_Problem to solve_.
Please retype the records below exactly as they appear, but leave out the pictures.

_Provided data_.
══════
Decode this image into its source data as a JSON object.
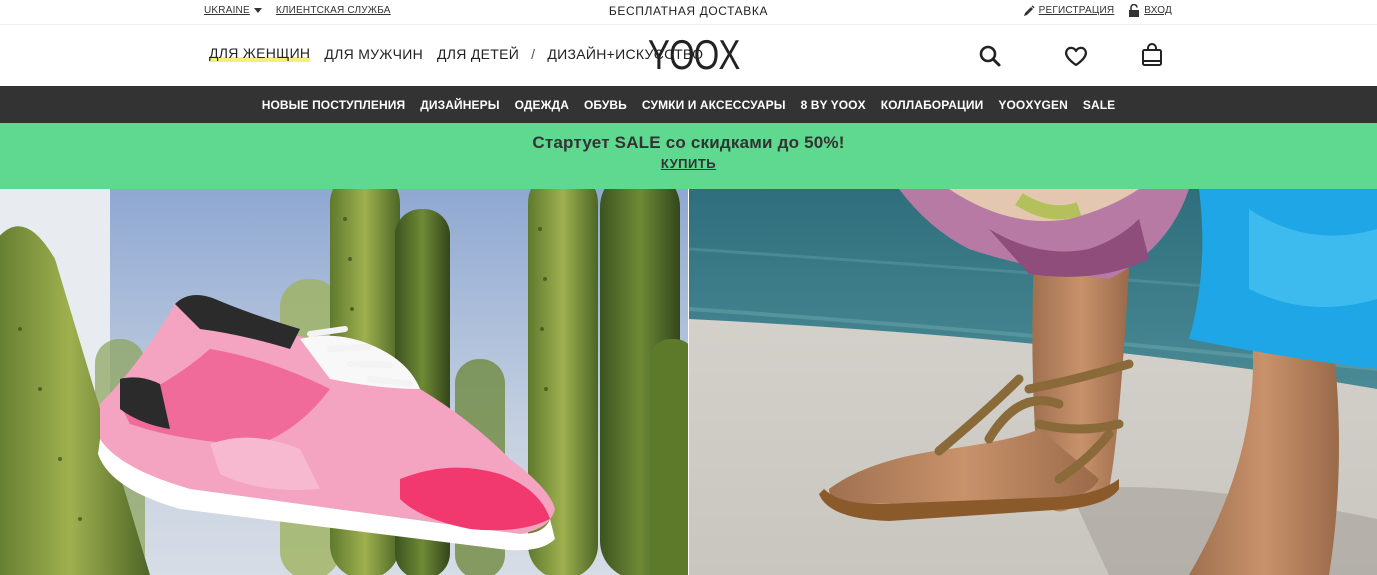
{
  "utility": {
    "country": "UKRAINE",
    "customer_service": "КЛИЕНТСКАЯ СЛУЖБА",
    "shipping": "БЕСПЛАТНАЯ ДОСТАВКА",
    "register": "РЕГИСТРАЦИЯ",
    "login": "ВХОД"
  },
  "header": {
    "nav": [
      "ДЛЯ ЖЕНЩИН",
      "ДЛЯ МУЖЧИН",
      "ДЛЯ ДЕТЕЙ"
    ],
    "separator": "/",
    "design_art": "ДИЗАЙН+ИСКУССТВО",
    "logo": "YOOX",
    "active_nav": "ДЛЯ ЖЕНЩИН",
    "icons": [
      "search-icon",
      "heart-icon",
      "shopping-bag-icon"
    ]
  },
  "categories": [
    "НОВЫЕ ПОСТУПЛЕНИЯ",
    "ДИЗАЙНЕРЫ",
    "ОДЕЖДА",
    "ОБУВЬ",
    "СУМКИ И АКСЕССУАРЫ",
    "8 BY YOOX",
    "КОЛЛАБОРАЦИИ",
    "YOOXYGEN",
    "SALE"
  ],
  "promo": {
    "title": "Стартует SALE со скидками до 50%!",
    "cta": "КУПИТЬ"
  },
  "colors": {
    "catbar_bg": "#333333",
    "promo_bg": "#5ed98f",
    "nav_highlight": "#f4ef7a"
  }
}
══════
_Response_.
Decode this image into its source data as a JSON object.
{
  "utility": {
    "country": "UKRAINE",
    "customer_service": "КЛИЕНТСКАЯ СЛУЖБА",
    "shipping": "БЕСПЛАТНАЯ ДОСТАВКА",
    "register": "РЕГИСТРАЦИЯ",
    "login": "ВХОД"
  },
  "header": {
    "nav": [
      "ДЛЯ ЖЕНЩИН",
      "ДЛЯ МУЖЧИН",
      "ДЛЯ ДЕТЕЙ"
    ],
    "separator": "/",
    "design_art": "ДИЗАЙН+ИСКУССТВО",
    "logo": "YOOX",
    "active_nav": "ДЛЯ ЖЕНЩИН",
    "icons": [
      "search-icon",
      "heart-icon",
      "shopping-bag-icon"
    ]
  },
  "categories": [
    "НОВЫЕ ПОСТУПЛЕНИЯ",
    "ДИЗАЙНЕРЫ",
    "ОДЕЖДА",
    "ОБУВЬ",
    "СУМКИ И АКСЕССУАРЫ",
    "8 BY YOOX",
    "КОЛЛАБОРАЦИИ",
    "YOOXYGEN",
    "SALE"
  ],
  "promo": {
    "title": "Стартует SALE со скидками до 50%!",
    "cta": "КУПИТЬ"
  },
  "colors": {
    "catbar_bg": "#333333",
    "promo_bg": "#5ed98f",
    "nav_highlight": "#f4ef7a"
  }
}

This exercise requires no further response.